→ Task brief:
Copy, from the entries below, each line in which the string "JSON" appears.

Information given section start

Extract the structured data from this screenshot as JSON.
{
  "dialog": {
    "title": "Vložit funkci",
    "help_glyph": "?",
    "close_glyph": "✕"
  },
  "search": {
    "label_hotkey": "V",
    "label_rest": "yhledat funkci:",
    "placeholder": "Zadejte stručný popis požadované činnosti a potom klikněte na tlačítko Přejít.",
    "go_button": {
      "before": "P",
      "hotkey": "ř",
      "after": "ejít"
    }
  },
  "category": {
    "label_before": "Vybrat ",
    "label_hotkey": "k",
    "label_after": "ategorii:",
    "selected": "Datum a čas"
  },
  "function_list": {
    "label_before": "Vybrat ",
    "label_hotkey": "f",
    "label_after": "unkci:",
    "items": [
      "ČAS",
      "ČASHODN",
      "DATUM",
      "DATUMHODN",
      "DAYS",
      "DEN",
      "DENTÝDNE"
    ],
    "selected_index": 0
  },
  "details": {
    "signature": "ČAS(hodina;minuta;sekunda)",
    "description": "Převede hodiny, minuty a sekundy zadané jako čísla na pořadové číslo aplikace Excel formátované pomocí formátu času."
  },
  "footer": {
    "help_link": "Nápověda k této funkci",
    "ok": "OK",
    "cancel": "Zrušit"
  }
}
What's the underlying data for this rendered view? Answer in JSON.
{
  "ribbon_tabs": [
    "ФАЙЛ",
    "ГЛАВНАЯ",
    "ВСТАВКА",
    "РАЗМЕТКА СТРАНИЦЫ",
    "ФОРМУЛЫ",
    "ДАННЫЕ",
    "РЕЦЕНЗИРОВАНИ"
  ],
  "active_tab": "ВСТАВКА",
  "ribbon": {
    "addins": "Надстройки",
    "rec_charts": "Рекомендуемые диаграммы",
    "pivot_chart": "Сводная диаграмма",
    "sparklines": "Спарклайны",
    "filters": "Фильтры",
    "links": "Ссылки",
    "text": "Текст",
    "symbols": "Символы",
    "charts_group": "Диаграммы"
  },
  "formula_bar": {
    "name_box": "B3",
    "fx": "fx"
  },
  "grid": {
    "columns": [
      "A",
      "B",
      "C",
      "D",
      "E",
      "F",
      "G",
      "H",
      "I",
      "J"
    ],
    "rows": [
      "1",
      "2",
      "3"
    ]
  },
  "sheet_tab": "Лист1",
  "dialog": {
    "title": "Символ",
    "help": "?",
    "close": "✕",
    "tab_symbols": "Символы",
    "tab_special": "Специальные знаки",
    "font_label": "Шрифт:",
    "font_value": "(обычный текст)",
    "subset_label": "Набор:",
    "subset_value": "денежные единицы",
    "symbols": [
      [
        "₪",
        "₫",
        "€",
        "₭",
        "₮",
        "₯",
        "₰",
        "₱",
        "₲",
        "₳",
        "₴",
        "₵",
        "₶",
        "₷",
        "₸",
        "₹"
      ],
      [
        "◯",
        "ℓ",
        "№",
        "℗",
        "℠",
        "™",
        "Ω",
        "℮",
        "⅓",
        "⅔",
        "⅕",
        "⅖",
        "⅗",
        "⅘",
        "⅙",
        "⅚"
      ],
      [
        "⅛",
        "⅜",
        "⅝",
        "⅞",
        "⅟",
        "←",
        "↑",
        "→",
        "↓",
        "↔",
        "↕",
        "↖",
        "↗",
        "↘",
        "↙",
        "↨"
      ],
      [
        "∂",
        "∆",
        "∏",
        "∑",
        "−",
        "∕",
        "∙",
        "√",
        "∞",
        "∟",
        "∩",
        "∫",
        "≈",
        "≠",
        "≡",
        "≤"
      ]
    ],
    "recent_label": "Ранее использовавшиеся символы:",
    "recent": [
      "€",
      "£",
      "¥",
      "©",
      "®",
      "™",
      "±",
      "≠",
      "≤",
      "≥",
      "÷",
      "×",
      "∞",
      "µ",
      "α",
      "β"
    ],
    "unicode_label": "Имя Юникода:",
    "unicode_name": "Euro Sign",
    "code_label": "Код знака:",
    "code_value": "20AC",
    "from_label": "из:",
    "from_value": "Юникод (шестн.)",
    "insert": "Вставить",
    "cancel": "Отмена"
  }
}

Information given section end

→ Task answer:
Extract the structured data from this screenshot as JSON.
What's the underlying data for this rendered view? Answer in JSON.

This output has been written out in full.